=== TASK GOAL ===
The answer must restate every record word for word.

=== DATA FOR THIS TASK ===

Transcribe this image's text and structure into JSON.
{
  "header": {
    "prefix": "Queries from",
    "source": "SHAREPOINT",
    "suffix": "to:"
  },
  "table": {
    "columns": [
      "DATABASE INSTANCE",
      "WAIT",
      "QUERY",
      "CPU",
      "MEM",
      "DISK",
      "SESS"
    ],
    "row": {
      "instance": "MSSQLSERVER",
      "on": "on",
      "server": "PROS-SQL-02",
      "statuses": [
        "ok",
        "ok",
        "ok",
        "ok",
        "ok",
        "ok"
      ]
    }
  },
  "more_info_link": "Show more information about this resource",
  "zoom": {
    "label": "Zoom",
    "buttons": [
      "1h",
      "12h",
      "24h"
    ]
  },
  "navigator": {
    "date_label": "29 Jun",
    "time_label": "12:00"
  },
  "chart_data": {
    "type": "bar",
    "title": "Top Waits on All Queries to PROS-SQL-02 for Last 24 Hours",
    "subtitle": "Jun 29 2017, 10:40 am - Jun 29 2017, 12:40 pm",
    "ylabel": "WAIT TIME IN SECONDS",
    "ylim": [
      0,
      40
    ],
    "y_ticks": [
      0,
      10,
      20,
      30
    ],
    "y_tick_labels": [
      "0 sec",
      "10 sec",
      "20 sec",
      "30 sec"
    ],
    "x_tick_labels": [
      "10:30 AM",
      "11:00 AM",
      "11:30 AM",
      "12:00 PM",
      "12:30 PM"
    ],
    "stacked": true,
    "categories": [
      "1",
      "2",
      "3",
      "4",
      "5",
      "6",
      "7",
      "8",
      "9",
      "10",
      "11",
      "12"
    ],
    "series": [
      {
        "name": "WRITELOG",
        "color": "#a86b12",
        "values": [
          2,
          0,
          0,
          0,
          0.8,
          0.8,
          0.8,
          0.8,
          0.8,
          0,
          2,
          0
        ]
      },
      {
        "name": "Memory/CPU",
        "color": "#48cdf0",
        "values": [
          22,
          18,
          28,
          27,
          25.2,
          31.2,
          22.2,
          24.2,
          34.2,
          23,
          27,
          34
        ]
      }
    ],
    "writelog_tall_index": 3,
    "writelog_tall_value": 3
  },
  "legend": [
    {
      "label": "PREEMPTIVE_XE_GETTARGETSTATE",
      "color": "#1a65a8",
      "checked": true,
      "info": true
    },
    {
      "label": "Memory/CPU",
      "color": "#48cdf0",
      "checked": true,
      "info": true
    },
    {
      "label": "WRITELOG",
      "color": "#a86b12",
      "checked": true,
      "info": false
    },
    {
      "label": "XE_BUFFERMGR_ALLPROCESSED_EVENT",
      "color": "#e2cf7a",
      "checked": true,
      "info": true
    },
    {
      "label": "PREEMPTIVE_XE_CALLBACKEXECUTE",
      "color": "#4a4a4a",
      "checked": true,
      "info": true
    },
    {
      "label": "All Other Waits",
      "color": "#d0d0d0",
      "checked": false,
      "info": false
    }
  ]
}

=== OUTPUT FOR THIS EXERCISE ===
Transcribe this image's text and structure into JSON.
{
  "header": {
    "prefix": "Queries from",
    "source": "SHAREPOINT",
    "suffix": "to:"
  },
  "table": {
    "columns": [
      "DATABASE INSTANCE",
      "WAIT",
      "QUERY",
      "CPU",
      "MEM",
      "DISK",
      "SESS"
    ],
    "row": {
      "instance": "MSSQLSERVER",
      "on": "on",
      "server": "PROS-SQL-02",
      "statuses": [
        "ok",
        "ok",
        "ok",
        "ok",
        "ok",
        "ok"
      ]
    }
  },
  "more_info_link": "Show more information about this resource",
  "zoom": {
    "label": "Zoom",
    "buttons": [
      "1h",
      "12h",
      "24h"
    ]
  },
  "navigator": {
    "date_label": "29 Jun",
    "time_label": "12:00"
  },
  "chart_data": {
    "type": "bar",
    "title": "Top Waits on All Queries to PROS-SQL-02 for Last 24 Hours",
    "subtitle": "Jun 29 2017, 10:40 am - Jun 29 2017, 12:40 pm",
    "ylabel": "WAIT TIME IN SECONDS",
    "ylim": [
      0,
      40
    ],
    "y_ticks": [
      0,
      10,
      20,
      30
    ],
    "y_tick_labels": [
      "0 sec",
      "10 sec",
      "20 sec",
      "30 sec"
    ],
    "x_tick_labels": [
      "10:30 AM",
      "11:00 AM",
      "11:30 AM",
      "12:00 PM",
      "12:30 PM"
    ],
    "stacked": true,
    "categories": [
      "1",
      "2",
      "3",
      "4",
      "5",
      "6",
      "7",
      "8",
      "9",
      "10",
      "11",
      "12"
    ],
    "series": [
      {
        "name": "WRITELOG",
        "color": "#a86b12",
        "values": [
          2,
          0,
          0,
          0,
          0.8,
          0.8,
          0.8,
          0.8,
          0.8,
          0,
          2,
          0
        ]
      },
      {
        "name": "Memory/CPU",
        "color": "#48cdf0",
        "values": [
          22,
          18,
          28,
          27,
          25.2,
          31.2,
          22.2,
          24.2,
          34.2,
          23,
          27,
          34
        ]
      }
    ],
    "writelog_tall_index": 3,
    "writelog_tall_value": 3
  },
  "legend": [
    {
      "label": "PREEMPTIVE_XE_GETTARGETSTATE",
      "color": "#1a65a8",
      "checked": true,
      "info": true
    },
    {
      "label": "Memory/CPU",
      "color": "#48cdf0",
      "checked": true,
      "info": true
    },
    {
      "label": "WRITELOG",
      "color": "#a86b12",
      "checked": true,
      "info": false
    },
    {
      "label": "XE_BUFFERMGR_ALLPROCESSED_EVENT",
      "color": "#e2cf7a",
      "checked": true,
      "info": true
    },
    {
      "label": "PREEMPTIVE_XE_CALLBACKEXECUTE",
      "color": "#4a4a4a",
      "checked": true,
      "info": true
    },
    {
      "label": "All Other Waits",
      "color": "#d0d0d0",
      "checked": false,
      "info": false
    }
  ]
}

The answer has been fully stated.